A four-building, 800-plus-home development is being pitched for a shopping centre on Scott Road.
A preliminary concept for redeveloping the 2.4-hectare Delta Shoppers Mall site was the subject of a presentation to Delta council on Tuesday, Nov. 22.
Last week’s meeting served as an opportunity for owner Value Property Group and architect Arcadis IBI Group to brief council and receive feedback before finalizing their plan for the site. The project is still in the design phase and a development application has not yet been submitted to the city.

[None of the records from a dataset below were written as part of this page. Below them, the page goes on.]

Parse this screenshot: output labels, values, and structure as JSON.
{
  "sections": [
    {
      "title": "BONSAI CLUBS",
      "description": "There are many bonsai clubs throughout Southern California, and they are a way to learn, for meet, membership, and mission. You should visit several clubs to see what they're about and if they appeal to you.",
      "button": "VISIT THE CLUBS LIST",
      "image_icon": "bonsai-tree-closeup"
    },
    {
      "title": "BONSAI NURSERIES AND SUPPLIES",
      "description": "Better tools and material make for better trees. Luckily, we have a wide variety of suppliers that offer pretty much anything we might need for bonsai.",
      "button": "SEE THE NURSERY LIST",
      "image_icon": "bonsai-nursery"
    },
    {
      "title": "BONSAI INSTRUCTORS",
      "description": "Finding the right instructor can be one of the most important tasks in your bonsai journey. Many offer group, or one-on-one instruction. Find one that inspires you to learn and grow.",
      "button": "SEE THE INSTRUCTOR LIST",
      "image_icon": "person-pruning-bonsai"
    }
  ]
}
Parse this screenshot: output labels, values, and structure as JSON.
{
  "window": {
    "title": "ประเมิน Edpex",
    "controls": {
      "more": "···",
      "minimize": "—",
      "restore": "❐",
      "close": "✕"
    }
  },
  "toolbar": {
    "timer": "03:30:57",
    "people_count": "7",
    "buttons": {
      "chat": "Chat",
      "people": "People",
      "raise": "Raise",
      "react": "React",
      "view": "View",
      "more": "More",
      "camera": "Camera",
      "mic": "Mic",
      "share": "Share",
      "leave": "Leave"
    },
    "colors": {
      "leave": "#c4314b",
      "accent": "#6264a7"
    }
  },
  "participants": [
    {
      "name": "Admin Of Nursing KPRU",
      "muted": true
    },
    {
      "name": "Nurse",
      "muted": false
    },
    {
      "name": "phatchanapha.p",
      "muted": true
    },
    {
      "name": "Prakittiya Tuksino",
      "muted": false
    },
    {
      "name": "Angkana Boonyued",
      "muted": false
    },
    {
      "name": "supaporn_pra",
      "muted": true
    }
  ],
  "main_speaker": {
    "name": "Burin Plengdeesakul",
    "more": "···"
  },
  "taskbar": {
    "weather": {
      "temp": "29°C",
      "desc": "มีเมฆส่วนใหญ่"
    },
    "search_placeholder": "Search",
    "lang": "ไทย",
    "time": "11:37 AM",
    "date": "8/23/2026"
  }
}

As currently envisioned, the proposed mixed-use development would include a total of 813 one- to three-bedroom residential units: 624 market condo units in two 32-storey residential towers, 124 seniors housing units in a 10-storey midrise, and 65 purpose-built rentals in a six-storey midrise — 20 per cent of which are currently planned to be “below market” units.
The proposal is consistent with the site’s current designation under Delta’s Official Community Plan (OCP) and the North Delta Area Plan (NDAP), which permit a maximum height of 32 storeys, but the site would need to be rezoned to allow residential units.
The project would also include 79,374 square feet of retail space — a mix of shops, restaurants and entertainment that would include the existing TD Bank branch and a “health and fitness club,” creating what David Thom, president of Arcadis IBI Group, called “curated retail” that “works together and becomes a place in its own right.”
As well, the project would have 125,677 square feet of office space, which Thom said is “an important part of building a complete community,” as well as a 30-space childcare facility, 1,609 parking spots, and both indoor and outdoor amenity spaces.
The site would also have a central public plaza, pedestrian walkways through the bases of the towers to access neighbouring properties including the Real Canadian Superstore, and a north-south bike/multi-use path — part of a route proposed in the North Delta Area Plan to connect this and other mixed-use “nodes” along the Scott Road corridor.
Thom called the site the beginning of a “remarkable village.”
“I think there’s a vision in North Delta to see a kind of unique and special place,” he said.
Value Property Group CEO Chris Andison told council the project would not only add a “tremendous amount” of much-needed housing to the area, but create a “city within a city” consistent with the OCP and NDAP.
“It’s a tremendous opportunity to provide an active commercial environment [and] amenities for the people that live there and live in the area because it’s a large enough site to do it,” Andison said. “It’s a tremendous site, we thought, to really add all of those things which we felt were strongly needed along the 120th Street corridor.”
The plan was well received by council, with Mayor George Harvie calling it the “first time I’ve seen in many years something that’s ticked a lot of boxes.”
Coun. Dylan Kruger echoed the mayor’s praise, saying he likes that the plan meets so many of objectives and policies laid out in the NDAP as well as the recommendations of the Mayor’s Housing Task Force for Scott Road.
“We have these area plans and these task forces that put a lot of work together, but there’s no point in having these documents unless we actually have projects come forward that conform to the vision,” Kruger said.
“What excites me about this project is the size of it,” he continued. “As opposed to looking at one-off buildings here or there, we’ve got a large enough site here where you really can, as [Thom] noted, put a complete community together.”
Kruger listed the variety of housing planned, the chidcare space, public plaza as highlights of the proposal.
“North Delta is I think missing that common gathering space right now where we can do community celebrations and events and festivals and farmers’ markets and things like that, so I see lots of opportunities there,” he said, adding he hopes to also see outdoor patios for restaurants.
Coun. Alicia Guichon said she was “a little shocked” by the proposal’s size and scope, though she also liked the “idea of a well thought-out, complete community” and thought the project was well planned.
“I just worry about — we’ve seen this before — division of the community with [regard to] expectations for areas, what the community is ready to wrap their head around and maybe what’s being proposed.”
Guichon also noted the need to look at the project’s impact on the city’s infrastructure, facilities and schools.
Mayor Harvie stressed the need for proper fitness areas to service the development’s residents, especially with so many people transitioning to working from home in the wake of COVID-19. Coun. Jessie Dosanjh voiced a similar need for those living in the seniors’ residence.
Harvie also said the number childcare spaces included in the proposal is “far too low” to support the families who will eventually live there.
“I would ask you to consider at least doubling that — in different locations, not all one area but a couple of locations — to match the demand that’s going to be there,” Harvie said. “The demand is actually there now. We have a critical shortage of childcare spaces and we’d like to leverage the opportunity for more spaces with projects like this.”